Print the data once more, exactly as supplied.

<<<<

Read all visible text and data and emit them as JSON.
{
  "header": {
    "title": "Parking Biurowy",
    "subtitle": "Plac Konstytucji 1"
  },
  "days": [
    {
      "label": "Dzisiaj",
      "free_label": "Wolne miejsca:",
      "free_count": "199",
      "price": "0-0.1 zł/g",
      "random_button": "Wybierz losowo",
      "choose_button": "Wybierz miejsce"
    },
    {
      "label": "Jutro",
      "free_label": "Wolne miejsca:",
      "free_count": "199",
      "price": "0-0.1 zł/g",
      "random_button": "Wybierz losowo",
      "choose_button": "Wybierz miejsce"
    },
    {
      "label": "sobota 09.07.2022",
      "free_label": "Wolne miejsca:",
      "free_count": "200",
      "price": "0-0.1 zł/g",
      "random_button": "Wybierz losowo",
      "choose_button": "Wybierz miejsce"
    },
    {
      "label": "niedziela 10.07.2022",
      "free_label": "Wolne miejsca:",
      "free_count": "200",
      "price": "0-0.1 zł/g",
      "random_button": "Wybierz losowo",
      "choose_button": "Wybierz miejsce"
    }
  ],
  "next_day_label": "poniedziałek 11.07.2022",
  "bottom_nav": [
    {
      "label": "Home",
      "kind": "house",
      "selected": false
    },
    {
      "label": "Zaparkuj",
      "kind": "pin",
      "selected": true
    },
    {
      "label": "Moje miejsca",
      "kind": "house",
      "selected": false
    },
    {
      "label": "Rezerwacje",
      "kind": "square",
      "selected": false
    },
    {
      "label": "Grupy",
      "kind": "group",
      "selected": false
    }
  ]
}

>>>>

● EXERCISE RESULT
Read all visible text and data and emit them as JSON.
{
  "header": {
    "title": "Parking Biurowy",
    "subtitle": "Plac Konstytucji 1"
  },
  "days": [
    {
      "label": "Dzisiaj",
      "free_label": "Wolne miejsca:",
      "free_count": "199",
      "price": "0-0.1 zł/g",
      "random_button": "Wybierz losowo",
      "choose_button": "Wybierz miejsce"
    },
    {
      "label": "Jutro",
      "free_label": "Wolne miejsca:",
      "free_count": "199",
      "price": "0-0.1 zł/g",
      "random_button": "Wybierz losowo",
      "choose_button": "Wybierz miejsce"
    },
    {
      "label": "sobota 09.07.2022",
      "free_label": "Wolne miejsca:",
      "free_count": "200",
      "price": "0-0.1 zł/g",
      "random_button": "Wybierz losowo",
      "choose_button": "Wybierz miejsce"
    },
    {
      "label": "niedziela 10.07.2022",
      "free_label": "Wolne miejsca:",
      "free_count": "200",
      "price": "0-0.1 zł/g",
      "random_button": "Wybierz losowo",
      "choose_button": "Wybierz miejsce"
    }
  ],
  "next_day_label": "poniedziałek 11.07.2022",
  "bottom_nav": [
    {
      "label": "Home",
      "kind": "house",
      "selected": false
    },
    {
      "label": "Zaparkuj",
      "kind": "pin",
      "selected": true
    },
    {
      "label": "Moje miejsca",
      "kind": "house",
      "selected": false
    },
    {
      "label": "Rezerwacje",
      "kind": "square",
      "selected": false
    },
    {
      "label": "Grupy",
      "kind": "group",
      "selected": false
    }
  ]
}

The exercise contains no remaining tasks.